» WHAT YOU NEED TO DO
What follows is a set of records; repeat all of them exactly.

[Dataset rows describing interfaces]
● ● ● ● ●

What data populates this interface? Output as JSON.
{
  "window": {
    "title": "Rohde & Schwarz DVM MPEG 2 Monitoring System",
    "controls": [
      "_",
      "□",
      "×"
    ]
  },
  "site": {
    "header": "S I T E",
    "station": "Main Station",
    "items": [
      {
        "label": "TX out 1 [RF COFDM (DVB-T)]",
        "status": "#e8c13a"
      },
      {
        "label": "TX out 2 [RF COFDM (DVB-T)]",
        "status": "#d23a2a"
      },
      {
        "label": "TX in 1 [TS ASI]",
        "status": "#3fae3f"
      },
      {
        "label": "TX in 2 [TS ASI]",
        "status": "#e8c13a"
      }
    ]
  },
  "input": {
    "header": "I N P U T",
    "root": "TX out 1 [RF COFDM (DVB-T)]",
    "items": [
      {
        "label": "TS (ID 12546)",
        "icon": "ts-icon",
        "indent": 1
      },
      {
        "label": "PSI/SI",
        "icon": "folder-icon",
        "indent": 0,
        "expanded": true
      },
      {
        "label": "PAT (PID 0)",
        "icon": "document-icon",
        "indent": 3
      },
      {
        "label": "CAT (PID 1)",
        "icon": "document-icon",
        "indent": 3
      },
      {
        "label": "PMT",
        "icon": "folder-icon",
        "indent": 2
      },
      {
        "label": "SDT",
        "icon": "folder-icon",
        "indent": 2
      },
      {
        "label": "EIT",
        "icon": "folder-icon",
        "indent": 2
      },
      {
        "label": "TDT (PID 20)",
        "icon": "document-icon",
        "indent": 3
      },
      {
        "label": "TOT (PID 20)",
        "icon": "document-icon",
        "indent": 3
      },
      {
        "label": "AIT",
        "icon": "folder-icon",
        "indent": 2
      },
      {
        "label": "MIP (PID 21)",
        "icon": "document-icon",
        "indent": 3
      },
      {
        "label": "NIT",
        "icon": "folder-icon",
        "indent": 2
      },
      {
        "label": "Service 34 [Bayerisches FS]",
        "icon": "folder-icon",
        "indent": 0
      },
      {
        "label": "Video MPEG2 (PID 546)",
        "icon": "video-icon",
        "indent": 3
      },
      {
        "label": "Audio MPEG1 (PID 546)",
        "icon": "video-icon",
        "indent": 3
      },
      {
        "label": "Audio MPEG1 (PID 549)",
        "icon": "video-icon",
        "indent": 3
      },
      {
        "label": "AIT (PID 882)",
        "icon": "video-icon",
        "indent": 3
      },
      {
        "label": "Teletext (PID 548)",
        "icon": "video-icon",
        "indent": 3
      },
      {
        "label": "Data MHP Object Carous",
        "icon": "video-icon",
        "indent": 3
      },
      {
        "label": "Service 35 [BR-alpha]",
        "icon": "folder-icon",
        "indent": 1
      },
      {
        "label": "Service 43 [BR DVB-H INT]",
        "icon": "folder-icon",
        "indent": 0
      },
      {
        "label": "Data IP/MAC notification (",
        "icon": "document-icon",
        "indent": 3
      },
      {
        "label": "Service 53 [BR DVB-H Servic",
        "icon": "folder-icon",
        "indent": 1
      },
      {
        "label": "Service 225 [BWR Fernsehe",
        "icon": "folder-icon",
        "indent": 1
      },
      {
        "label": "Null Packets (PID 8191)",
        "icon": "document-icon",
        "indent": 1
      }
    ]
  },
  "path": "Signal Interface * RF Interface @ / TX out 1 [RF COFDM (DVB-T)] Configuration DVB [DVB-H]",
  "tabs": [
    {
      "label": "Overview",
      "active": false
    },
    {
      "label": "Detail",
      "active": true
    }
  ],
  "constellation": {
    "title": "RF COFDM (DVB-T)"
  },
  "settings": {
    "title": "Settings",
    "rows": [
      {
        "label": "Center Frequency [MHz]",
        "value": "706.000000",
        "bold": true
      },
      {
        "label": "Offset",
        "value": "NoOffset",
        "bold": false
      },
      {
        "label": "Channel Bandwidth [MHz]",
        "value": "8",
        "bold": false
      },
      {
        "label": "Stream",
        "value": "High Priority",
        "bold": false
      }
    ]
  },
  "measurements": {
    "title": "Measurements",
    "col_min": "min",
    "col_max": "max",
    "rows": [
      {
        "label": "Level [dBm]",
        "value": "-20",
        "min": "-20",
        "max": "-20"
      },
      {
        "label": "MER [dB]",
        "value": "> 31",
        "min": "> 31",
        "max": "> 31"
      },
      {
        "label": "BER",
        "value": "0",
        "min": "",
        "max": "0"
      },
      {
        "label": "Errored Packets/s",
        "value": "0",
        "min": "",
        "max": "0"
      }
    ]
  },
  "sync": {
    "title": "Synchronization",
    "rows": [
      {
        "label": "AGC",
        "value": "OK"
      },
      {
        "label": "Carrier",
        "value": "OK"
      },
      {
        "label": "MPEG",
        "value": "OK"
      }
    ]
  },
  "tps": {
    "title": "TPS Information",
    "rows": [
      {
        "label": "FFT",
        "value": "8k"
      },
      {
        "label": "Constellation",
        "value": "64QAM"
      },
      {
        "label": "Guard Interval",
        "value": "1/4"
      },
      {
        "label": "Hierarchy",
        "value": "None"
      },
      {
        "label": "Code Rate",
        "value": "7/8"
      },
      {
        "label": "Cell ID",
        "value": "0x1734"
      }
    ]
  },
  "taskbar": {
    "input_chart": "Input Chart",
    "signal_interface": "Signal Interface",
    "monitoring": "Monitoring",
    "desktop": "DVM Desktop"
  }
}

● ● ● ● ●

» RESPONSE TO THE EXERCISE
What data populates this interface? Output as JSON.
{
  "window": {
    "title": "Rohde & Schwarz DVM MPEG 2 Monitoring System",
    "controls": [
      "_",
      "□",
      "×"
    ]
  },
  "site": {
    "header": "S I T E",
    "station": "Main Station",
    "items": [
      {
        "label": "TX out 1 [RF COFDM (DVB-T)]",
        "status": "#e8c13a"
      },
      {
        "label": "TX out 2 [RF COFDM (DVB-T)]",
        "status": "#d23a2a"
      },
      {
        "label": "TX in 1 [TS ASI]",
        "status": "#3fae3f"
      },
      {
        "label": "TX in 2 [TS ASI]",
        "status": "#e8c13a"
      }
    ]
  },
  "input": {
    "header": "I N P U T",
    "root": "TX out 1 [RF COFDM (DVB-T)]",
    "items": [
      {
        "label": "TS (ID 12546)",
        "icon": "ts-icon",
        "indent": 1
      },
      {
        "label": "PSI/SI",
        "icon": "folder-icon",
        "indent": 0,
        "expanded": true
      },
      {
        "label": "PAT (PID 0)",
        "icon": "document-icon",
        "indent": 3
      },
      {
        "label": "CAT (PID 1)",
        "icon": "document-icon",
        "indent": 3
      },
      {
        "label": "PMT",
        "icon": "folder-icon",
        "indent": 2
      },
      {
        "label": "SDT",
        "icon": "folder-icon",
        "indent": 2
      },
      {
        "label": "EIT",
        "icon": "folder-icon",
        "indent": 2
      },
      {
        "label": "TDT (PID 20)",
        "icon": "document-icon",
        "indent": 3
      },
      {
        "label": "TOT (PID 20)",
        "icon": "document-icon",
        "indent": 3
      },
      {
        "label": "AIT",
        "icon": "folder-icon",
        "indent": 2
      },
      {
        "label": "MIP (PID 21)",
        "icon": "document-icon",
        "indent": 3
      },
      {
        "label": "NIT",
        "icon": "folder-icon",
        "indent": 2
      },
      {
        "label": "Service 34 [Bayerisches FS]",
        "icon": "folder-icon",
        "indent": 0
      },
      {
        "label": "Video MPEG2 (PID 546)",
        "icon": "video-icon",
        "indent": 3
      },
      {
        "label": "Audio MPEG1 (PID 546)",
        "icon": "video-icon",
        "indent": 3
      },
      {
        "label": "Audio MPEG1 (PID 549)",
        "icon": "video-icon",
        "indent": 3
      },
      {
        "label": "AIT (PID 882)",
        "icon": "video-icon",
        "indent": 3
      },
      {
        "label": "Teletext (PID 548)",
        "icon": "video-icon",
        "indent": 3
      },
      {
        "label": "Data MHP Object Carous",
        "icon": "video-icon",
        "indent": 3
      },
      {
        "label": "Service 35 [BR-alpha]",
        "icon": "folder-icon",
        "indent": 1
      },
      {
        "label": "Service 43 [BR DVB-H INT]",
        "icon": "folder-icon",
        "indent": 0
      },
      {
        "label": "Data IP/MAC notification (",
        "icon": "document-icon",
        "indent": 3
      },
      {
        "label": "Service 53 [BR DVB-H Servic",
        "icon": "folder-icon",
        "indent": 1
      },
      {
        "label": "Service 225 [BWR Fernsehe",
        "icon": "folder-icon",
        "indent": 1
      },
      {
        "label": "Null Packets (PID 8191)",
        "icon": "document-icon",
        "indent": 1
      }
    ]
  },
  "path": "Signal Interface * RF Interface @ / TX out 1 [RF COFDM (DVB-T)] Configuration DVB [DVB-H]",
  "tabs": [
    {
      "label": "Overview",
      "active": false
    },
    {
      "label": "Detail",
      "active": true
    }
  ],
  "constellation": {
    "title": "RF COFDM (DVB-T)"
  },
  "settings": {
    "title": "Settings",
    "rows": [
      {
        "label": "Center Frequency [MHz]",
        "value": "706.000000",
        "bold": true
      },
      {
        "label": "Offset",
        "value": "NoOffset",
        "bold": false
      },
      {
        "label": "Channel Bandwidth [MHz]",
        "value": "8",
        "bold": false
      },
      {
        "label": "Stream",
        "value": "High Priority",
        "bold": false
      }
    ]
  },
  "measurements": {
    "title": "Measurements",
    "col_min": "min",
    "col_max": "max",
    "rows": [
      {
        "label": "Level [dBm]",
        "value": "-20",
        "min": "-20",
        "max": "-20"
      },
      {
        "label": "MER [dB]",
        "value": "> 31",
        "min": "> 31",
        "max": "> 31"
      },
      {
        "label": "BER",
        "value": "0",
        "min": "",
        "max": "0"
      },
      {
        "label": "Errored Packets/s",
        "value": "0",
        "min": "",
        "max": "0"
      }
    ]
  },
  "sync": {
    "title": "Synchronization",
    "rows": [
      {
        "label": "AGC",
        "value": "OK"
      },
      {
        "label": "Carrier",
        "value": "OK"
      },
      {
        "label": "MPEG",
        "value": "OK"
      }
    ]
  },
  "tps": {
    "title": "TPS Information",
    "rows": [
      {
        "label": "FFT",
        "value": "8k"
      },
      {
        "label": "Constellation",
        "value": "64QAM"
      },
      {
        "label": "Guard Interval",
        "value": "1/4"
      },
      {
        "label": "Hierarchy",
        "value": "None"
      },
      {
        "label": "Code Rate",
        "value": "7/8"
      },
      {
        "label": "Cell ID",
        "value": "0x1734"
      }
    ]
  },
  "taskbar": {
    "input_chart": "Input Chart",
    "signal_interface": "Signal Interface",
    "monitoring": "Monitoring",
    "desktop": "DVM Desktop"
  }
}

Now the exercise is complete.